4. Will my employer know if I use your services?
If you refer yourself to the EAP your contacts are totally confidential. (In accordance with applicable state laws, exceptions must be made for certain reports of child abuse or your safety or the safety of others.) If your supervisor mandates you to the EAP the content of your sessions with an EAP counselor remain confidential but your supervisor will know that you are attending EAP (see #8).
5. What is the cost for using the EAP?
There is no cost to you or your eligible family members for using our professional services at any time.
EAP counselors may refer you to outside services depending on your situation. In that case, you may have to pay for those services. Your EAP counselor will fully explain options to you.
6. What should I expect when I make an appointment with an EAP counselor?
When you come to the EAP you will meet with a counselor who has a graduate degree in social work or psychology. The counselor will have years of experience working directly with people who are seeking to alleviate problems in their personal or professional lives. During your first appointment, the counselor will ask you about the situation that brought you to the EAP, and how you are coping at work, at home and
with others. When the counselor feels he or she has a good understanding of your concerns, you will be provided with feedback, information and/or suggestions. The counselor will work with you to develop a plan for resolving your concerns.
7. What kinds of recommendations could be made?
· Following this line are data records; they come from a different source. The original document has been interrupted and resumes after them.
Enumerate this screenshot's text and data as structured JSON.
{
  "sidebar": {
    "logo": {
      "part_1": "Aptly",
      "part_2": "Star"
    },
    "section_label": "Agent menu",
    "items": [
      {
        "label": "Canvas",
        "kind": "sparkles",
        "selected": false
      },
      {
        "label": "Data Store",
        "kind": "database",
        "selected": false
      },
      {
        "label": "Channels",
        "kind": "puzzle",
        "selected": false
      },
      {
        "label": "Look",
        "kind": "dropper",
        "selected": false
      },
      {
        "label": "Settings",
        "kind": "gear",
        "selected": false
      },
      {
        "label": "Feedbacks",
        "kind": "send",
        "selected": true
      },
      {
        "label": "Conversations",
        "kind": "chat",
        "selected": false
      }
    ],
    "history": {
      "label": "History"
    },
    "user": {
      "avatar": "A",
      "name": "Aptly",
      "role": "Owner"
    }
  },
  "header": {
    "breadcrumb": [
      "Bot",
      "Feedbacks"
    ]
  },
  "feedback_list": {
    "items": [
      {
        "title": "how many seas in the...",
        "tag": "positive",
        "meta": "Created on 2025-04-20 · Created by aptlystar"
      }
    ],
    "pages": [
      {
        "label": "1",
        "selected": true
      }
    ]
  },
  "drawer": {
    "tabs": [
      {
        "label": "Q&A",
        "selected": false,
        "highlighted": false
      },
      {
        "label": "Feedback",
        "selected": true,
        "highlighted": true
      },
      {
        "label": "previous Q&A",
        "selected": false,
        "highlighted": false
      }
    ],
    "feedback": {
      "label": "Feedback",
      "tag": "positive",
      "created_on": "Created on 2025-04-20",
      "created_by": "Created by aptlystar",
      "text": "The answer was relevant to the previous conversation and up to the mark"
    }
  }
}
After an assessment, an EAP counselor may recommend that you receive some type of counseling or treatment from a clinician in the community. The EAP maintains a large network of providers including psychiatrists, psychologists, social workers, substance abuse programs, support groups and other treatment programs. EAP counselors can facilitate referrals to providers within any insurance plan. A counselor may also refer you to other
resources, which include but are not limited to areas such as childcare, eldercare, legal, financial, and housing. When a referral is made outside the EAP, you are responsible for any costs related to utilizing these resources.
8. What is a supervisory referral?
Sometimes employees are told to speak with someone at EAP because they are having problems on the worksite. Employees that are mandated to EAP by their supervisors will have an appointment scheduled with an EAP counselor. At the first meeting, information will be gathered to gain an understanding of the problems leading to the supervisory referral. Employees will be asked to sign a release of information that allows the EAP to notify the
supervisor that you have followed through on the referral and that you are compliant with the EAP recommendations. No further information will be shared by EAP staff without a release of information signed by the employee.
9. What if I don’t want to attend EAP?
Employees who have been referred by their supervisors have the right to refuse EAP intervention and not accept the referral to EAP or, once at EAP, not to accept the intervention discussed. In cases where employees refuse EAP intervention the supervisor will be informed of their decision.
10. How long will I be involved with EAP?
Clients that are self-referred to EAP are followed by EAP only as long as needed. Once referrals are made and the problem is near to being resolved the case will be closed. If you are a supervisory referral and accept EAP intervention you will be involved with EAP until the problem is resolved.
All supervisors and managers are encouraged to use the EAP as a resource, for themselves and for their employees. Supervisors are in a key position to advise employees of help available to them through the EAP. Our EAP staff can consult with supervisors on the best methods to inform and refer employees who may benefit from EAP services.
The Manager’s Role
The manager is the key to success for any employee assistance program. It is the supervisor’s responsibility to recognize work performance issues, to observe personal behaviors, which may predict future job performance problems, and to respond appropriately.
For additional information, please contact:
Sabrina Johnson Chandler, SPHR
Director, Human Resources
(914) 606 6880